What is expected - Whenever a line in the records below contains "will", pick it out.

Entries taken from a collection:

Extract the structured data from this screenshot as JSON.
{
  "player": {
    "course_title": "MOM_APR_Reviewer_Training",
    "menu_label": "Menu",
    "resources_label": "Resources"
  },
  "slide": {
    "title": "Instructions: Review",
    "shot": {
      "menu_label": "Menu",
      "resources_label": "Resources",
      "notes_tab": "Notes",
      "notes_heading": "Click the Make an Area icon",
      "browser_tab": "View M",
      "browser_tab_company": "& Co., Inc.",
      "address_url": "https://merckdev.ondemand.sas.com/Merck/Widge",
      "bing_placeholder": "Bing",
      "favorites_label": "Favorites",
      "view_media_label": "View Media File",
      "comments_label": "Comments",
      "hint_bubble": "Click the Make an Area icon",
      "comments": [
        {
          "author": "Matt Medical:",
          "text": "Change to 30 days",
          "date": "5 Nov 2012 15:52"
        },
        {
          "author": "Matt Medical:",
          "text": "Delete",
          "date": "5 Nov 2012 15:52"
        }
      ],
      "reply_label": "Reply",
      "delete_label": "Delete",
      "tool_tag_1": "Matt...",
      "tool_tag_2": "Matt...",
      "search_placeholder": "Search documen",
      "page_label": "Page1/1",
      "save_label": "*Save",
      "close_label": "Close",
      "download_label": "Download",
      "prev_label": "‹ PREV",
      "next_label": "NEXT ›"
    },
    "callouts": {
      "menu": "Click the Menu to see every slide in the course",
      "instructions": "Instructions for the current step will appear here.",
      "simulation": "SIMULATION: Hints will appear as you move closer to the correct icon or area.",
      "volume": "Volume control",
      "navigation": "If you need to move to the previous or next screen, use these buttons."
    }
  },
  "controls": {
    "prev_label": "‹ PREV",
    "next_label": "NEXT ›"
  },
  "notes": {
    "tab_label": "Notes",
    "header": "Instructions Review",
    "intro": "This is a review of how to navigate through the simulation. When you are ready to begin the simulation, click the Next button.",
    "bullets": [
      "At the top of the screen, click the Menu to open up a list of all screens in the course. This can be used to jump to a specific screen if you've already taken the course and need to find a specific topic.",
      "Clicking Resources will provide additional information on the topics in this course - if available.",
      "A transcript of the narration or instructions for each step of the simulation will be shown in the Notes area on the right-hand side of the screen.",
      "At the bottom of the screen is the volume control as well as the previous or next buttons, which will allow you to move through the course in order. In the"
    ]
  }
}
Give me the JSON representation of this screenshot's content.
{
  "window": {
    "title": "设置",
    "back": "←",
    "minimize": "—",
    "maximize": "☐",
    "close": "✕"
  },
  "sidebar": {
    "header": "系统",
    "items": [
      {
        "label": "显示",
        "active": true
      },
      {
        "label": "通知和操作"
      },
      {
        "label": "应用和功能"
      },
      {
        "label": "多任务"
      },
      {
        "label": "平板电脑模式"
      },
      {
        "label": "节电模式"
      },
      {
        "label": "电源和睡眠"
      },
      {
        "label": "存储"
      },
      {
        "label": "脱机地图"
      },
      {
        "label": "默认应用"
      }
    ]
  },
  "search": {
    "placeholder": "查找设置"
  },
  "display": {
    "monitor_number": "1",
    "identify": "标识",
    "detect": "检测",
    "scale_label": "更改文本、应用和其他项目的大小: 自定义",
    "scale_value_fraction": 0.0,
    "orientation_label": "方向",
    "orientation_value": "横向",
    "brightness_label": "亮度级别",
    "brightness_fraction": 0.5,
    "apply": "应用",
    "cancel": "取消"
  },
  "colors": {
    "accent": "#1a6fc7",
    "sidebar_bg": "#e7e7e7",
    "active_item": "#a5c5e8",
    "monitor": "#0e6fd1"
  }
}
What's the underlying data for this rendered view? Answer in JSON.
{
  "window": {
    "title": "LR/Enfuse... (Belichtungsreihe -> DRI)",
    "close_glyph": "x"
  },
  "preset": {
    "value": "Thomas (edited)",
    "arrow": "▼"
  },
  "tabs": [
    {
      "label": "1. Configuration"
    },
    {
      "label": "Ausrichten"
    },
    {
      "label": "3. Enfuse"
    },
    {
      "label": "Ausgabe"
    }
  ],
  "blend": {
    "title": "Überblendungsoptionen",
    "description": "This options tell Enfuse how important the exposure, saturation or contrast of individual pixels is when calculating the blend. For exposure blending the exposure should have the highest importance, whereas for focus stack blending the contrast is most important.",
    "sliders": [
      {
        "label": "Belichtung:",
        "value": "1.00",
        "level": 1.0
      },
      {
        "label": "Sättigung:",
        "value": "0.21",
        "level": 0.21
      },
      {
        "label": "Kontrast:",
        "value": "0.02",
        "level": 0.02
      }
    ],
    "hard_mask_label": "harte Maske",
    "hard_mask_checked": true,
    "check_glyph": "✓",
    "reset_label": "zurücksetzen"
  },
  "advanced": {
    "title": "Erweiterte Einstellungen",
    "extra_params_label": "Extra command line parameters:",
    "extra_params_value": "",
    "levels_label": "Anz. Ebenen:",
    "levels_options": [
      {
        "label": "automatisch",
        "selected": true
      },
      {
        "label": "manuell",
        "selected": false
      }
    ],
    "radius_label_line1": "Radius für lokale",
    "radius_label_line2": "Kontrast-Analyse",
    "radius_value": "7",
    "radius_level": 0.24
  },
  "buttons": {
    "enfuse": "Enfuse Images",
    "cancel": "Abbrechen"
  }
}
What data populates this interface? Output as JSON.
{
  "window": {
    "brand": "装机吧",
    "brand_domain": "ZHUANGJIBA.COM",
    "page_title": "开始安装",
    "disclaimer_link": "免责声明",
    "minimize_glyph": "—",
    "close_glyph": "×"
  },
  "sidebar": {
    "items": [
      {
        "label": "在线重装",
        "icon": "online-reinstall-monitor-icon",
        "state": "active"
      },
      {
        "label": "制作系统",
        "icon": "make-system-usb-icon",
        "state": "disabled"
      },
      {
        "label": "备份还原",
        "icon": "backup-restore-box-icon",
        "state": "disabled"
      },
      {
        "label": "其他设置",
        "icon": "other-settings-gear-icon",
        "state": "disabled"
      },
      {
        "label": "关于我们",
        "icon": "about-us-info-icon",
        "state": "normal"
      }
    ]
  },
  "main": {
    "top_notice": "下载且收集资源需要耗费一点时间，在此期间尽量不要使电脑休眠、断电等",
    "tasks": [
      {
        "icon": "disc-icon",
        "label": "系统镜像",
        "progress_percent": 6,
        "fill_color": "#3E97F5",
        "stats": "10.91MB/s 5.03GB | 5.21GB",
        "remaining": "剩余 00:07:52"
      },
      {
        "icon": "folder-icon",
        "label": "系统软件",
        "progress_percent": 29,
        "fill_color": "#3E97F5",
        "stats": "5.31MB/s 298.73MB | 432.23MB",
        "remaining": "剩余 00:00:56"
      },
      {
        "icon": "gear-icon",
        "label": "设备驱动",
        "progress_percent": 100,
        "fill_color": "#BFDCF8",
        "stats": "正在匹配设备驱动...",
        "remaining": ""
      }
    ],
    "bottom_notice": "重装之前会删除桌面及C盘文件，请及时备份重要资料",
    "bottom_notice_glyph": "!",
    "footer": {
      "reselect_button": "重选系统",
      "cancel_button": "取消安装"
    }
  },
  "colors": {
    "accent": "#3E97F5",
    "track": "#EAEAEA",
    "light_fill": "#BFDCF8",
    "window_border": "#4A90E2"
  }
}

Response area -
      "instructions": "Instructions for the current step will appear here.",
      "simulation": "SIMULATION: Hints will appear as you move closer to the correct icon or area.",
      "Clicking Resources will provide additional information on the topics in this course - if available.",
      "A transcript of the narration or instructions for each step of the simulation will be shown in the Notes area on the right-hand side of the screen.",
      "At the bottom of the screen is the volume control as well as the previous or next buttons, which will allow you to move through the course in order. In the"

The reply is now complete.